Supplied data Block Start

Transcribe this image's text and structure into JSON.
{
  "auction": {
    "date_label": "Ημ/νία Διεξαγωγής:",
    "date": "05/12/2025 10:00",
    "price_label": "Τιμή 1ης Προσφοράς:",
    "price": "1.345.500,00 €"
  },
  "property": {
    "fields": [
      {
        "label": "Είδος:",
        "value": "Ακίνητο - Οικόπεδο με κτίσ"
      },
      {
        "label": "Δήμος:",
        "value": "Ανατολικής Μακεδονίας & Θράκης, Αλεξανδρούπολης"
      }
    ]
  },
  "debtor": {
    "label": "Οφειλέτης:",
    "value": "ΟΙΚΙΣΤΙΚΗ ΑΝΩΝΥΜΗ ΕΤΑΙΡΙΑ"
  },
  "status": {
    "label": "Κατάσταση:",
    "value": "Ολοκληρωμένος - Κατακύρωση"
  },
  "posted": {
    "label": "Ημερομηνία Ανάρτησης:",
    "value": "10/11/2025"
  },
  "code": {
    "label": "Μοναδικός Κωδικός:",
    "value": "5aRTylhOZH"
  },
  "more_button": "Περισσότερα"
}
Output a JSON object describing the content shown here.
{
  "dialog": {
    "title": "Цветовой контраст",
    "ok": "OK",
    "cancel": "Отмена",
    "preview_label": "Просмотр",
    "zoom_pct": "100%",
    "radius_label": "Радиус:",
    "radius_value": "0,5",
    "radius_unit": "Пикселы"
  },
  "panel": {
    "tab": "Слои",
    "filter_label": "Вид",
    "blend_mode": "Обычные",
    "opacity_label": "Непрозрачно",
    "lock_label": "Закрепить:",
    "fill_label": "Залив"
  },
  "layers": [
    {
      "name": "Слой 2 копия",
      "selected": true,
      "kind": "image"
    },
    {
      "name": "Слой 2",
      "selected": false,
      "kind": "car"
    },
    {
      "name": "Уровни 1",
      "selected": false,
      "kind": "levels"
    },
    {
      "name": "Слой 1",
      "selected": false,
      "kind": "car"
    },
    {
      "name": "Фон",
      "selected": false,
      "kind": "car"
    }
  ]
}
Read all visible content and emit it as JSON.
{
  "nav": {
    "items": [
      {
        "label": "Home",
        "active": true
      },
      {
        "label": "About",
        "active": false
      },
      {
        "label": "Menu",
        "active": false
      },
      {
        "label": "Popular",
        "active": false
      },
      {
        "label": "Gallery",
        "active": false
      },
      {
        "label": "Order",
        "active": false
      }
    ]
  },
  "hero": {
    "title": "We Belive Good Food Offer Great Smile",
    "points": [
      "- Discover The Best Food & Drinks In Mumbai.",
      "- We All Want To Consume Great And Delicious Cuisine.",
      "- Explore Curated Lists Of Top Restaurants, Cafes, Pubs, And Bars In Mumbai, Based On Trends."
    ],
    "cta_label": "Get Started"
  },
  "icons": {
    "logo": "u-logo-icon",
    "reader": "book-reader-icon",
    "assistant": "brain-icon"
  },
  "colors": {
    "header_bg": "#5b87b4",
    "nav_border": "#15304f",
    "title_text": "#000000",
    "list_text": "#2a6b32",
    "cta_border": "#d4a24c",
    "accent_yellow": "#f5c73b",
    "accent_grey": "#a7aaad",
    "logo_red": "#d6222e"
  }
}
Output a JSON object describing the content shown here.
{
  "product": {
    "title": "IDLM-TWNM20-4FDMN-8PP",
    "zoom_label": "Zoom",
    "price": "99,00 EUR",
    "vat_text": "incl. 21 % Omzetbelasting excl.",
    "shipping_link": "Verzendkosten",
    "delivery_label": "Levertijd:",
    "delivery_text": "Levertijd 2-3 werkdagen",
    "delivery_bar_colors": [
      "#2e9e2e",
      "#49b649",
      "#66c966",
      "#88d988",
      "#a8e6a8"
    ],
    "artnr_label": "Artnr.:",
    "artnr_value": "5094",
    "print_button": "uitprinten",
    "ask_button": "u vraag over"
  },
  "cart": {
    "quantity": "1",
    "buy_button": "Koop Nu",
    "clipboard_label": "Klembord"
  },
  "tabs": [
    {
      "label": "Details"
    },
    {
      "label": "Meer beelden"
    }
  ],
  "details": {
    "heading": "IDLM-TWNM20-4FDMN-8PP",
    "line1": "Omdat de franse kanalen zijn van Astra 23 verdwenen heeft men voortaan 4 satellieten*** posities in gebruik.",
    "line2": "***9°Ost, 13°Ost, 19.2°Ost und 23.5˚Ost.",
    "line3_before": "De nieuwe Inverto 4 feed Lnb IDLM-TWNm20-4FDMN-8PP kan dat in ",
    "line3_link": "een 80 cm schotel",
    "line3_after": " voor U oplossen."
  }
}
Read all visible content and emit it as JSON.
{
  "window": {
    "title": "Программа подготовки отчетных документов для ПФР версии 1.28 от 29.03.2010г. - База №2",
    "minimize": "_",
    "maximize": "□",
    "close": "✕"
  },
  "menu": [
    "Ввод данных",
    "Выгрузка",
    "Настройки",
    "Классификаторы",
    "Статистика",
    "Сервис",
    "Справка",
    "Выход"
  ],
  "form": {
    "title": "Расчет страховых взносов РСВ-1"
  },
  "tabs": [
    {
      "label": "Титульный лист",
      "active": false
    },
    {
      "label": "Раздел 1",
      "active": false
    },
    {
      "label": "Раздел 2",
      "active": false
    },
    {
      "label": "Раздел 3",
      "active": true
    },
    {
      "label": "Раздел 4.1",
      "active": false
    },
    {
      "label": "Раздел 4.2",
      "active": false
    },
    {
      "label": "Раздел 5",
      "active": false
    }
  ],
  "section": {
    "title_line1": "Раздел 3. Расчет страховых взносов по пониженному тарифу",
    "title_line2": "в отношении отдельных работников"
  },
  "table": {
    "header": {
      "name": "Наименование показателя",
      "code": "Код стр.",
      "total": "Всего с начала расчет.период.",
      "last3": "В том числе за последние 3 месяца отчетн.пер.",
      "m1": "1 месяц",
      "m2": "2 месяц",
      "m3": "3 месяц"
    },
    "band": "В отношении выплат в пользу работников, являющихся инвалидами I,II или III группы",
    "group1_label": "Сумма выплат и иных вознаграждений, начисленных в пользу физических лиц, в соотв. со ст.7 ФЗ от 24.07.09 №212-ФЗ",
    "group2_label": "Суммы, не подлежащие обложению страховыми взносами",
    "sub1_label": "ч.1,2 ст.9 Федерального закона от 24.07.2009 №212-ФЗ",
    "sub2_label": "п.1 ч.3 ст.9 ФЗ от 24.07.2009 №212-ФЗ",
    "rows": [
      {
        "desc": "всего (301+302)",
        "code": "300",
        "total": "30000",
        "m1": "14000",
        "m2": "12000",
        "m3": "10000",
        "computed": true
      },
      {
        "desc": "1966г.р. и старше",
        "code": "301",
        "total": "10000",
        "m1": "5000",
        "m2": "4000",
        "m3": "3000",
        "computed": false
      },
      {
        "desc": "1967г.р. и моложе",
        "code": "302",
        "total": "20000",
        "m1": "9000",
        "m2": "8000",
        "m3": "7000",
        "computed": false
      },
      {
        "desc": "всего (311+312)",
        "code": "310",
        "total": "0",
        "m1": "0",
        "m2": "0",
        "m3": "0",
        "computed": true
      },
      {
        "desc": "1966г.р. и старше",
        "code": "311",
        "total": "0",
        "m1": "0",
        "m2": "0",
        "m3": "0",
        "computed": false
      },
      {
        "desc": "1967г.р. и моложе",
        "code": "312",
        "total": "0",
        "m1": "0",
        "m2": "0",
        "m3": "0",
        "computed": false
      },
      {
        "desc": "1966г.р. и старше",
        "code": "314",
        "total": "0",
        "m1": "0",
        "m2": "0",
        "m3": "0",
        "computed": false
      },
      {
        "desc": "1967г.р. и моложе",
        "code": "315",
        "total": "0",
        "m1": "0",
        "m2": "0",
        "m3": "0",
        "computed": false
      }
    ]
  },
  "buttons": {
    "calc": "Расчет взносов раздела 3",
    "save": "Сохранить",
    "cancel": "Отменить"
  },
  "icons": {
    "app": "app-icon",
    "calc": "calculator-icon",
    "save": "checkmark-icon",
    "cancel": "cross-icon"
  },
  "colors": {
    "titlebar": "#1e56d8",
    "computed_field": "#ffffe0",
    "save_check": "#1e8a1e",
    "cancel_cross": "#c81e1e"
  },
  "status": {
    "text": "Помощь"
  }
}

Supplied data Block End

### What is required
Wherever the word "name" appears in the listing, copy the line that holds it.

### Task answer
      "name": "Слой 2 копия",
      "name": "Слой 2",
      "name": "Уровни 1",
      "name": "Слой 1",
      "name": "Фон",
      "name": "Наименование показателя",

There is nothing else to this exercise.